            case "and": 
            case "the": 
            case "in": 
            case "an": 
            case "or": 
            case "at": 
            case "of": 
            case "a": 
                // Don't do anything to these words. 
                // For any other word, capitalize the first character. 
                var firstLetter:String = word.substr(0, 1); 
                firstLetter = firstLetter.toUpperCase(); 
                var otherLetters:String = word.substring(1); 
                word = firstLetter + otherLetters; 
        return word; 

In English, the initial character of each word in a title is not capitalized if it is one of the following words: “and,” “the,” “in,” “an,” “or,” “at,” “of,” or “a.” (This is a simplified version of the rules.) To execute this logic, the code first uses a switch statement to check if the word is one of the words that should not be capitalized. If so, the code simply jumps out of the switch statement.
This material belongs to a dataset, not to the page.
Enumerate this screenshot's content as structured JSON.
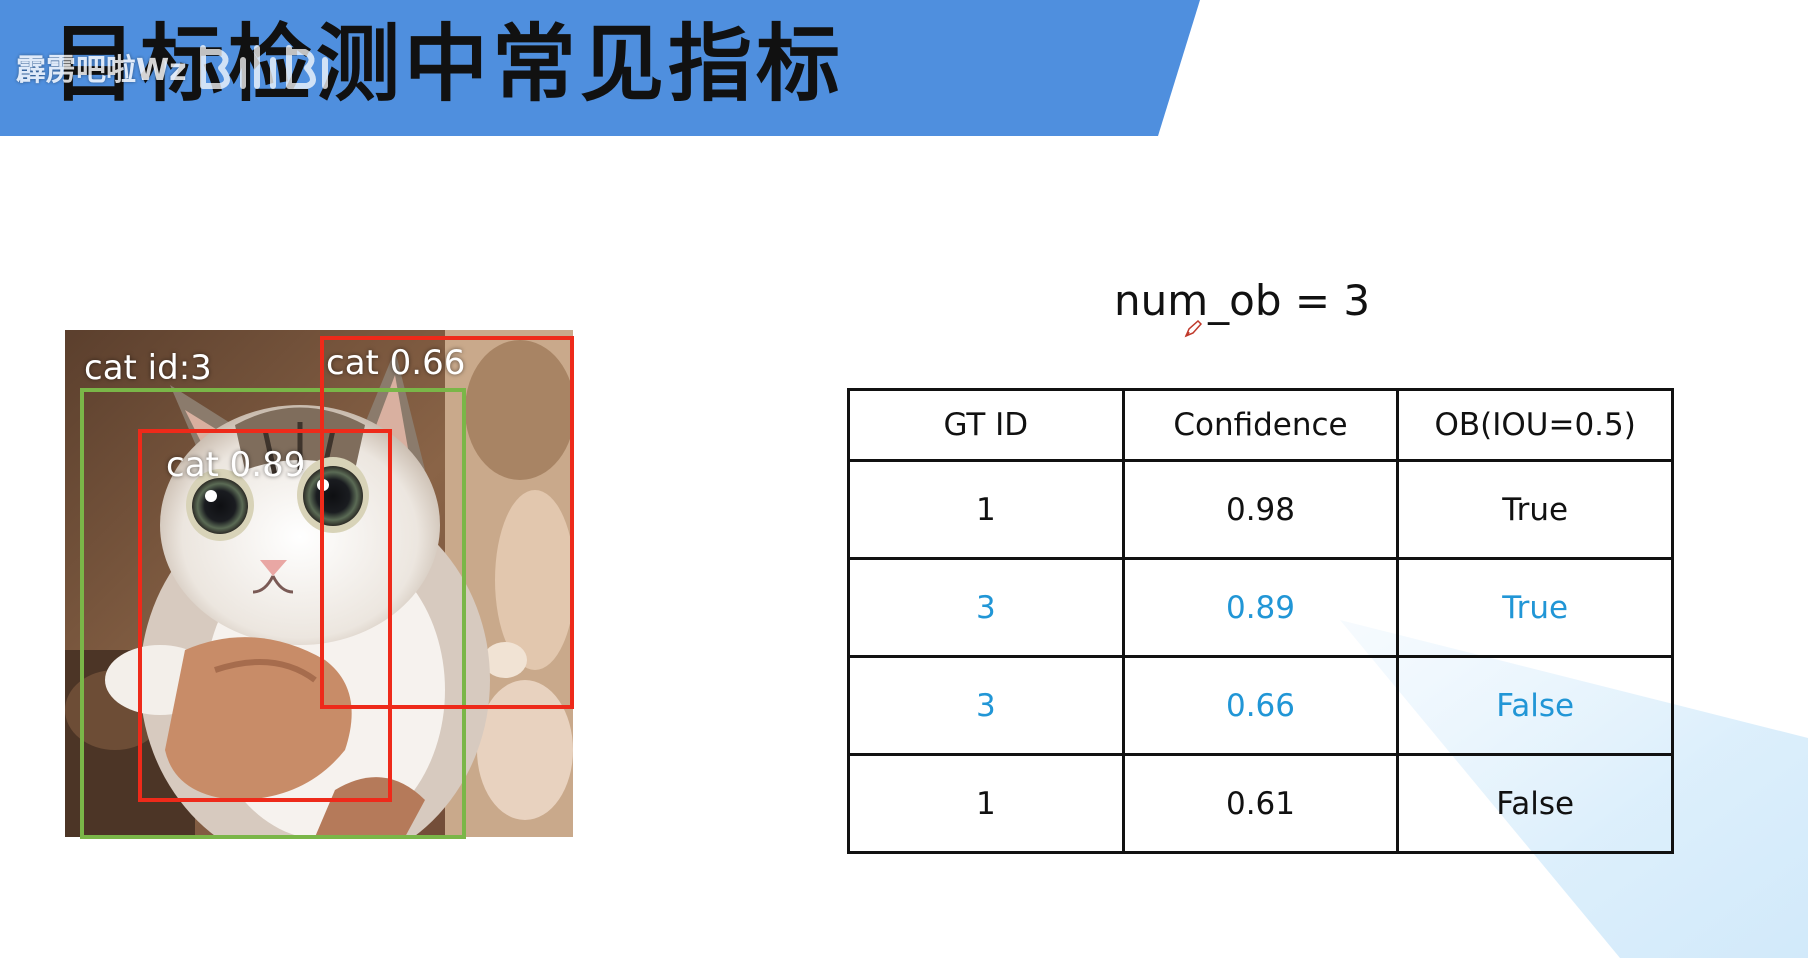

On the other hand, if the word should be capitalized, that is done in several steps, as follows:

  1. The first letter of the word is extracted using substr(0, 1), which extracts a substring starting with the character at index 0 (the first letter in the string, as indicated by the first parameter 0). The substring will be one character in length (indicated by the second parameter 1).

  2. That character is capitalized using the toUpperCase() method.

  3. The remaining characters of the original word are extracted using substring(1), which extracts a substring starting at index 1 (the second letter) through the end of the string (indicated by leaving off the second parameter of the substring() method).

  4. The final word is created by combining the newly capitalized first letter with the remaining letters using string concatenation: firstLetter + otherLetters.

Generating the ASCII art text

The BitmapToAsciiConverter class provides the functionality of converting a bitmap image to its ASCII text representation. This process is performed by the parseBitmapData() method, which is partially shown here:

    var result:String = ""; 
    // Loop through the rows of pixels top to bottom: 
    for (var y:uint = 0; y < _data.height; y += verticalResolution) 
        // Within each row, loop through pixels left to right: 
        for (var x:uint = 0; x < _data.width; x += horizontalResolution) 
            // Convert the gray value in the 0-255 range to a value 
            // in the 0-64 range (since that's the number of "shades of 
            // gray" in the set of available characters): 
            index = Math.floor(grayVal / 4); 
            result += palette.charAt(index); 
        result += "\n"; 
    return result;

This code first defines a String instance named result that will be used to build up the ASCII art version of the bitmap image. Next, it loops through individual pixels of the source bitmap image. Using several color-manipulation techniques (omitted here for brevity), it converts the red, green, and blue color values of an individual pixel to a single grayscale value (a number from 0 to 255). The code then divides that value by 4 (as shown) to convert it to a value in the 0-63 scale, which is stored in the variable index. (The 0-63 scale is used because the “palette” of available ASCII characters used by this application contains 64 values.) The palette of characters is defined as a String instance in the BitmapToAsciiConverter class:

// The characters are in order from darkest to lightest, so that their 
// position (index) in the string corresponds to a relative color value 
// (0 = black). 
private static const palette:String = "@#$%&8BMW*mwqpdbkhaoQ0OZXYUJCLtfjzxnuvcr[]{}1()|/?Il!i><+_~-;,. ";

Since the index variable defines which ASCII character in the palette corresponds to the current pixel in the bitmap image, that character is retrieved from the palette String using the charAt() method. It is then appended to the result String instance using the concatenation assignment operator (+=). In addition, at the end of each row of pixels, a newline character is concatenated to the end of the result String, forcing the line to wrap to create a new row of character “pixels.”